Compounding this, given that you can still win the game even if you lose control of a thrust line or two, there is not the same desperation to defend all along the front that there would have been historically. As C J Bowie noted in his article in Air Force Magazine, July 2007:
The greatest concern was the inner German border.
Defending the border region was a daunting prospect. Land forces usually prefer to fall back and trade territory for time, but West Germany could not accept any strategy that accepted a Soviet thrust - however brief - into its national territory.
The other thing I'm not convinced of is attrition. Unless you fail a raid, or pull an unlucky event card, your forces suffer no losses at all. Even in a failed raid, the worst that can happen is two step losses, and while that is not pleasant, it is not destructive unless cumulative.
I don't know what projected casualties would have been exactly, but at least one USAF officer felt they would have been considerable:
In the event of a WP attack, high aircraft attrition is expected on both sides and the fight for air superiority may well be decided in three or four days. (p.35)
Assuming then that combat attrition would take its toll on experienced pilots, on aircraft, and on ground services, having a higher attrition rate than that present so far in my games would seem to me to be likely, but I was playing the easiest scenario, and my ideas around what the normal attrition rate is might change dramatically when using the more demanding starting situations.
If it turns out that attrition rates are too low, I don't think it is an insurmountable issue. To get away from the guaranteed win / guaranteed no attrition options, it would be easy enough to bring in a low-odds casualty test after each successful raid.
It may not be needed, but would be a non-intrusive solution if a variant were desired.
* * *
I have taken some time here to go into potential issues, but I hope that the space spent on these does not give the impression that the game is a faulty one: it is not. It is innovative in its mechanisms and exciting in its scope. If it does indeed require adjustments along the lines here suggested, they would be cosmetic, and would not detract from the core mechanisms and innovative elements of the game itself.
Others' complaints about the game
I have seen a quite astonishing complaint about the game that I feel obliged to address before finishing here. The complaint is that the use of acronyms is difficult and off-putting.
I really do find this hard to understand when it is coming from experienced wargamers.
All wargames use abbreviations and acronyms. This game has about six. They were all in official use, they are all explained early in the rule set, they are all self-explanatory, and they all add to the atmosphere.
If a person can read a CRT with its EX, A1, DR2 and so on results, a person can deal with these acronyms. We wargamers will happily bang on about PzKW IVs, M60A3s, tribunes and triari, and will use 'wrecked' in an ACW context without a second thought, so to complain that CAS or DEAD are impenetrable terms seems to me a complaint too far.
So please don't think acronyms are a reason to avoid the game. They are not. Just grab a pen and six post-it notes and it'll be problem solved.

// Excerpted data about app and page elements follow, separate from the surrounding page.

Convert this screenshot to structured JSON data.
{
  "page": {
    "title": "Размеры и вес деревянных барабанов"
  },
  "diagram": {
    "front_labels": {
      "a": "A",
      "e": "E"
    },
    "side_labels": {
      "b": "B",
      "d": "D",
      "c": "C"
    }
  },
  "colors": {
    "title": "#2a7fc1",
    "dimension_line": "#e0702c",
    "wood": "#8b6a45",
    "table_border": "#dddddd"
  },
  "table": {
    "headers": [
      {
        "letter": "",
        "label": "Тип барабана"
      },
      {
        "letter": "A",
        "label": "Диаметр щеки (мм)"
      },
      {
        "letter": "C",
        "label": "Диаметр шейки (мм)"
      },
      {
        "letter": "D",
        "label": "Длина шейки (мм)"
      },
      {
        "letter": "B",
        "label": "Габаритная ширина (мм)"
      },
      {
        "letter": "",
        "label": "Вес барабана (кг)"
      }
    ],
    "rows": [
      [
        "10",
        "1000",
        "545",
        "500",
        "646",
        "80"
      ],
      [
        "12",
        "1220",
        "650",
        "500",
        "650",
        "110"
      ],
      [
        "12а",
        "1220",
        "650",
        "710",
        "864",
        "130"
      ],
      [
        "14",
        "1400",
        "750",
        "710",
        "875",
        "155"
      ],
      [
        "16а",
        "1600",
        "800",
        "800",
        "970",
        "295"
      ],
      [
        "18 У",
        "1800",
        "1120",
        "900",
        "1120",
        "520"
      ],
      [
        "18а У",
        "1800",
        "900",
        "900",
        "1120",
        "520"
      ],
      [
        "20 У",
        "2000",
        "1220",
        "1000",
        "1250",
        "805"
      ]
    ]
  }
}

It looks already to have good replay value and I have a hunch the system used here will be influential in future game designs.
Well done Brad, well done Hollandspiele, and I hope that this is the start of a beautiful friendship.